** TASK OBJECTIVE **
Your response should consist solely of the records, written out exactly.

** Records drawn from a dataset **
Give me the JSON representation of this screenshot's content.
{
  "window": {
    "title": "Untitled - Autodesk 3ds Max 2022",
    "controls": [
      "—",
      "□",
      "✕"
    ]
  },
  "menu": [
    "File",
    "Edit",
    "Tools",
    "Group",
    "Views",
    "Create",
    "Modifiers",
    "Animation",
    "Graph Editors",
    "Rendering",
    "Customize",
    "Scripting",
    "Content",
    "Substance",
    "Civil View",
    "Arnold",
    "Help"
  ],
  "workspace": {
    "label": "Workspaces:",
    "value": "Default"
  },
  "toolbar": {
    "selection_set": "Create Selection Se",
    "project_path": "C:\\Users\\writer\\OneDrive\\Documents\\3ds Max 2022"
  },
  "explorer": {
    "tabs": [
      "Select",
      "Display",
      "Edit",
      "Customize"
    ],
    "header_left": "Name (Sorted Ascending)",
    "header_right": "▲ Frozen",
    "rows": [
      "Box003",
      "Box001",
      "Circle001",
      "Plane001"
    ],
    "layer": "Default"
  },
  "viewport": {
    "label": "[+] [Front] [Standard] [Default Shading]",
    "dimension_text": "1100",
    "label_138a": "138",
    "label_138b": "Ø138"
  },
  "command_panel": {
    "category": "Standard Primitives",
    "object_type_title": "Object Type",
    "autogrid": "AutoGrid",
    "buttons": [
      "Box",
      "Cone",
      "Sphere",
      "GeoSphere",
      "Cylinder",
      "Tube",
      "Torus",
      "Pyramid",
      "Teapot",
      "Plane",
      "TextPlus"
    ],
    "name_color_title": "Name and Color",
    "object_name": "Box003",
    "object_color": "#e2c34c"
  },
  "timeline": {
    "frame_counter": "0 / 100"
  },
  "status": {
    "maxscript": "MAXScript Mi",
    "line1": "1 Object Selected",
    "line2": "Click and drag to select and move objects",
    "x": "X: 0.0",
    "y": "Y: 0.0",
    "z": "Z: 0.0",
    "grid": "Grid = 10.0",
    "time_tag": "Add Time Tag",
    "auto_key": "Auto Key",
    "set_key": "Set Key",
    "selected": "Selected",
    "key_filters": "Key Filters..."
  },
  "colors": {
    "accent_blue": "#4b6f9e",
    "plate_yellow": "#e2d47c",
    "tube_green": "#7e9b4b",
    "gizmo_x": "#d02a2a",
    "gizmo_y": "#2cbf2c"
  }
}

** PROBLEM SOLUTION **
Give me the JSON representation of this screenshot's content.
{
  "window": {
    "title": "Untitled - Autodesk 3ds Max 2022",
    "controls": [
      "—",
      "□",
      "✕"
    ]
  },
  "menu": [
    "File",
    "Edit",
    "Tools",
    "Group",
    "Views",
    "Create",
    "Modifiers",
    "Animation",
    "Graph Editors",
    "Rendering",
    "Customize",
    "Scripting",
    "Content",
    "Substance",
    "Civil View",
    "Arnold",
    "Help"
  ],
  "workspace": {
    "label": "Workspaces:",
    "value": "Default"
  },
  "toolbar": {
    "selection_set": "Create Selection Se",
    "project_path": "C:\\Users\\writer\\OneDrive\\Documents\\3ds Max 2022"
  },
  "explorer": {
    "tabs": [
      "Select",
      "Display",
      "Edit",
      "Customize"
    ],
    "header_left": "Name (Sorted Ascending)",
    "header_right": "▲ Frozen",
    "rows": [
      "Box003",
      "Box001",
      "Circle001",
      "Plane001"
    ],
    "layer": "Default"
  },
  "viewport": {
    "label": "[+] [Front] [Standard] [Default Shading]",
    "dimension_text": "1100",
    "label_138a": "138",
    "label_138b": "Ø138"
  },
  "command_panel": {
    "category": "Standard Primitives",
    "object_type_title": "Object Type",
    "autogrid": "AutoGrid",
    "buttons": [
      "Box",
      "Cone",
      "Sphere",
      "GeoSphere",
      "Cylinder",
      "Tube",
      "Torus",
      "Pyramid",
      "Teapot",
      "Plane",
      "TextPlus"
    ],
    "name_color_title": "Name and Color",
    "object_name": "Box003",
    "object_color": "#e2c34c"
  },
  "timeline": {
    "frame_counter": "0 / 100"
  },
  "status": {
    "maxscript": "MAXScript Mi",
    "line1": "1 Object Selected",
    "line2": "Click and drag to select and move objects",
    "x": "X: 0.0",
    "y": "Y: 0.0",
    "z": "Z: 0.0",
    "grid": "Grid = 10.0",
    "time_tag": "Add Time Tag",
    "auto_key": "Auto Key",
    "set_key": "Set Key",
    "selected": "Selected",
    "key_filters": "Key Filters..."
  },
  "colors": {
    "accent_blue": "#4b6f9e",
    "plate_yellow": "#e2d47c",
    "tube_green": "#7e9b4b",
    "gizmo_x": "#d02a2a",
    "gizmo_y": "#2cbf2c"
  }
}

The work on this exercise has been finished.